May 10, 2005 > Roots, Latin style
Roots, Latin style
Cinco de Mayo celebrations commemorate a triumph over overwhelming odds. Mexico's history highlights their victory over French forces at the Battle of Puebla on May 5, 1862. At Community Day School in Newark, students wrestling with life's challenges spent Cinco de Mayo with author Arturo "Art" Rodriquez. Principal Carolyn Scott felt his appearance was especially appropriate since Rodriquez overcame a troubled youth in San Jose, dominated by gang violence, dyslexia and an incomplete education to become a successful businessman and author.
As an adult, everyone enjoyed listening to him relate short stories about his life and heritage. His wife, Flora, encouraged him to write them down. Even though he had accomplished much in his life, as his wife reviewed 30 pages of his first manuscript, her response became singularly momentous.
The ensuing silence, after reading only the first page, spelled doom. When pressed for an answer she told her husband that his grammar was poor and the whole page was a "run-on" sentence. He was not familiar with the term, but knew it was not a compliment. "My computer took pity on me and lost my work," Rodriquez said. Not one to quit, he studied grammar and writing and tried again - this time with 50 pages - and was met with some of the same problems including a computer that flashed "corrupted" when he tried to retrieve a copy.

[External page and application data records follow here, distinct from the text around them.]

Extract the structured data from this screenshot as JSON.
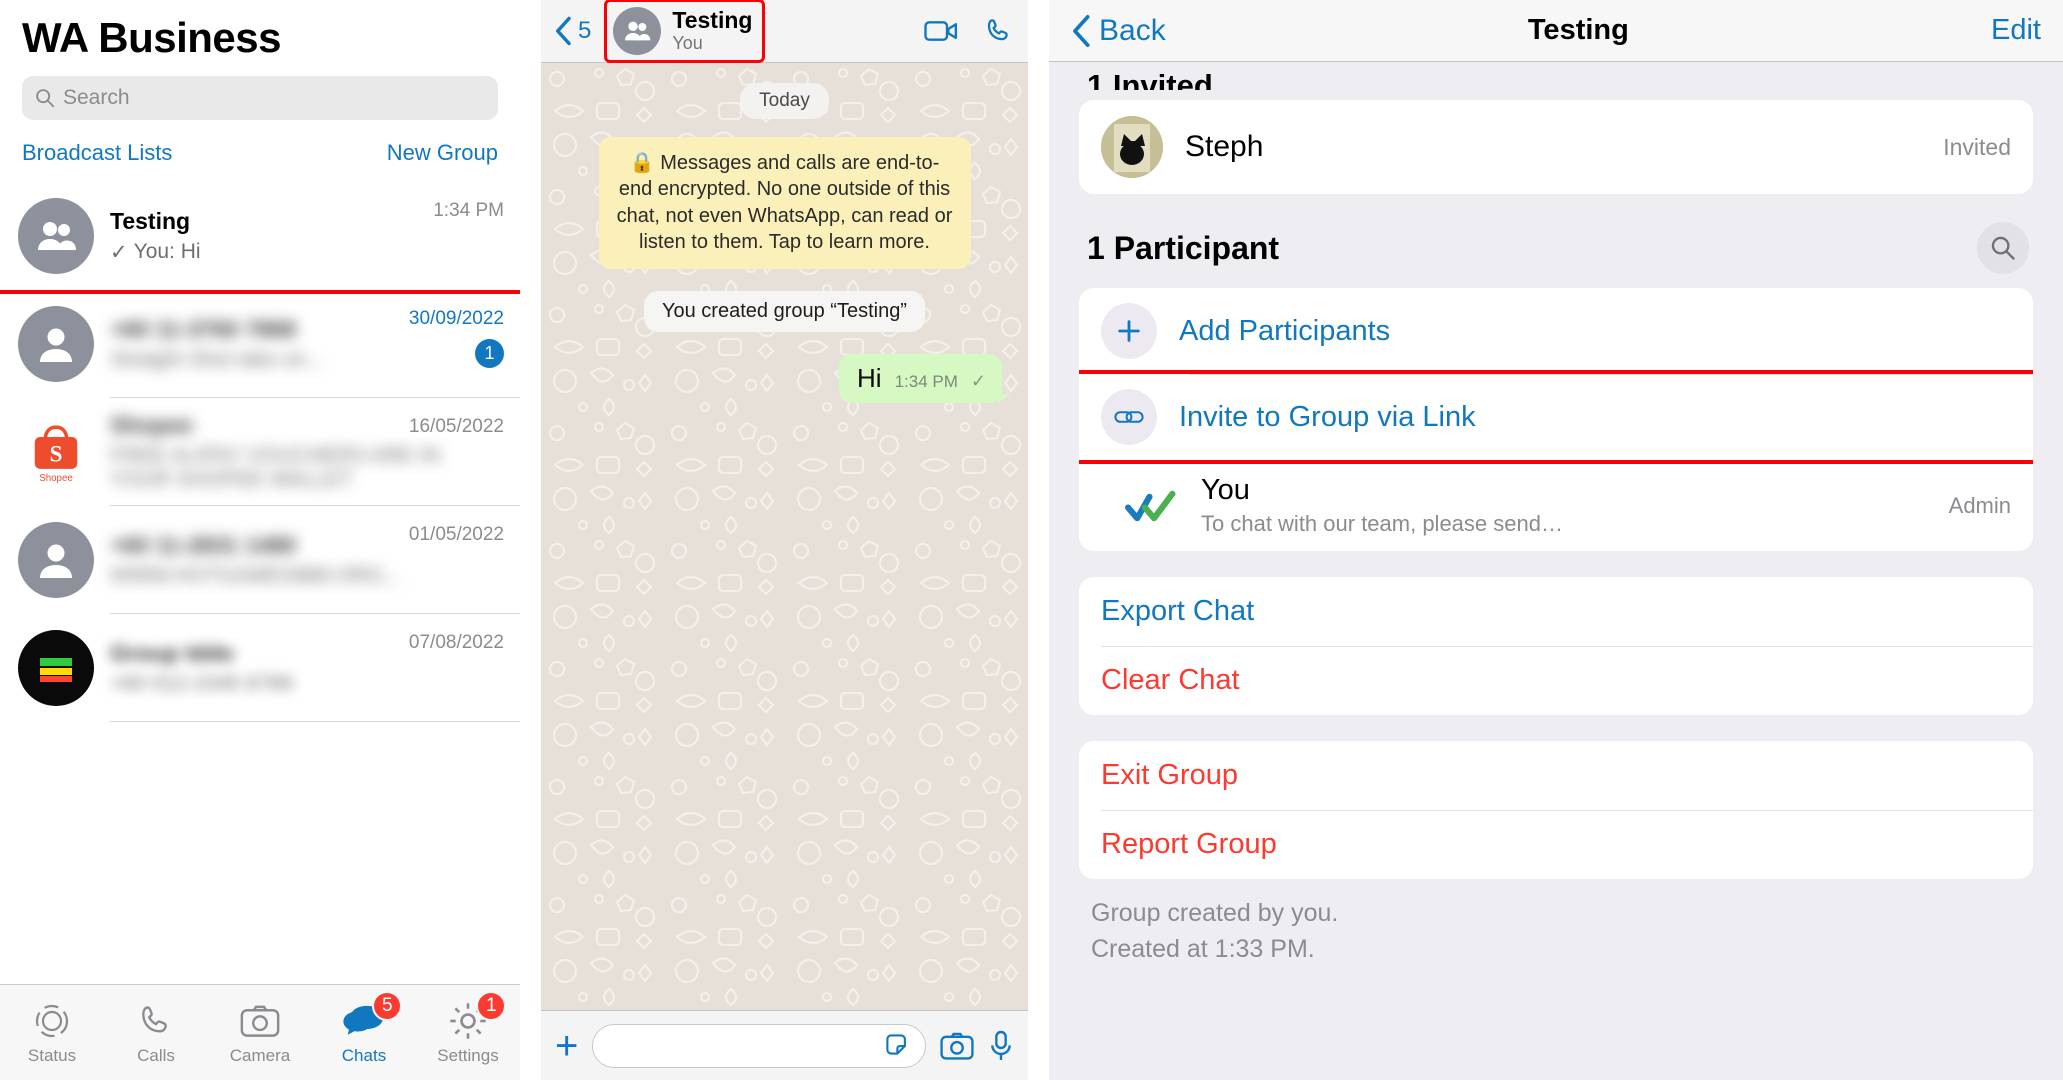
{
  "chat_list": {
    "title": "WA Business",
    "search": {
      "placeholder": "Search",
      "value": ""
    },
    "links": {
      "broadcast": "Broadcast Lists",
      "new_group": "New Group"
    },
    "rows": [
      {
        "name": "Testing",
        "preview": "You: Hi",
        "tick": "✓",
        "time": "1:34 PM",
        "avatar": "group-icon",
        "highlighted": true,
        "blurred": false,
        "unread": ""
      },
      {
        "name": "+60 11-3760 7868",
        "preview": "Straight Shot take on...",
        "tick": "",
        "time": "30/09/2022",
        "avatar": "person-icon",
        "highlighted": false,
        "blurred": true,
        "unread": "1"
      },
      {
        "name": "Shopee",
        "preview": "FREE ALIPAY VOUCHERS ARE IN YOUR SHOPEE WALLET",
        "tick": "",
        "time": "16/05/2022",
        "avatar": "shopee-icon",
        "highlighted": false,
        "blurred": true,
        "unread": ""
      },
      {
        "name": "+60 11-2831 1480",
        "preview": "WWW.HOTGAMES888.ORG...",
        "tick": "",
        "time": "01/05/2022",
        "avatar": "person-icon",
        "highlighted": false,
        "blurred": true,
        "unread": ""
      },
      {
        "name": "Group Iddo",
        "preview": "+60 012-2345 6789",
        "tick": "",
        "time": "07/08/2022",
        "avatar": "dark-icon",
        "highlighted": false,
        "blurred": true,
        "unread": ""
      }
    ],
    "tabs": [
      {
        "label": "Status",
        "icon": "status-rings-icon",
        "active": false,
        "badge": ""
      },
      {
        "label": "Calls",
        "icon": "phone-icon",
        "active": false,
        "badge": ""
      },
      {
        "label": "Camera",
        "icon": "camera-icon",
        "active": false,
        "badge": ""
      },
      {
        "label": "Chats",
        "icon": "chats-bubbles-icon",
        "active": true,
        "badge": "5"
      },
      {
        "label": "Settings",
        "icon": "gear-icon",
        "active": false,
        "badge": "1"
      }
    ]
  },
  "chat": {
    "back_label": "5",
    "group_name": "Testing",
    "group_sub": "You",
    "day_divider": "Today",
    "encryption_notice": "🔒 Messages and calls are end-to-end encrypted. No one outside of this chat, not even WhatsApp, can read or listen to them. Tap to learn more.",
    "system_message": "You created group “Testing”",
    "messages": [
      {
        "text": "Hi",
        "time": "1:34 PM",
        "status": "✓",
        "outgoing": true
      }
    ],
    "input_placeholder": "",
    "actions": {
      "video": "video-call-icon",
      "voice": "voice-call-icon",
      "plus": "+",
      "sticker": "sticker-icon",
      "camera": "camera-icon",
      "mic": "mic-icon"
    }
  },
  "group_info": {
    "back": "Back",
    "title": "Testing",
    "edit": "Edit",
    "invited_header": "1 Invited",
    "invited": [
      {
        "name": "Steph",
        "status": "Invited",
        "avatar": "cat-photo-avatar"
      }
    ],
    "participants_header": "1 Participant",
    "search_icon": "search-icon",
    "participant_actions": [
      {
        "label": "Add Participants",
        "icon": "plus-icon",
        "highlighted": false
      },
      {
        "label": "Invite to Group via Link",
        "icon": "link-icon",
        "highlighted": true
      }
    ],
    "participants": [
      {
        "name": "You",
        "sub": "To chat with our team, please send…",
        "role": "Admin",
        "icon": "double-check-icon"
      }
    ],
    "chat_actions": [
      {
        "label": "Export Chat",
        "color": "blue"
      },
      {
        "label": "Clear Chat",
        "color": "red"
      }
    ],
    "group_actions": [
      {
        "label": "Exit Group",
        "color": "red"
      },
      {
        "label": "Report Group",
        "color": "red"
      }
    ],
    "footer_line1": "Group created by you.",
    "footer_line2": "Created at 1:33 PM."
  },
  "colors": {
    "accent_blue": "#1178c0",
    "danger_red": "#fb3b30",
    "highlight_red": "#fb0007",
    "bubble_green": "#d6f8c2",
    "encrypt_yellow": "#fbf0b9"
  }
}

A third iteration was the charm and since that time, stories have poured forth, published as a series of books beginning with "Eastside Dreams," honored as one of the 200 Best Teenage Books in the U.S. of the New York Public Library System and a first place award at the Latino Literary Hall of Fame. This initial success was followed by a series of titles for all ages and ethnicities including, "The Monkey Box," "Forgotten Dreams" and finally, "Those Oldies But Goodies."
Rodriguez left students with the message that it is never too late to turn things around - "If I can do it, so can you."
To contact Rodriguez, purchase his books, or read excerpts of his writings, visit www.eastsidedreams.com.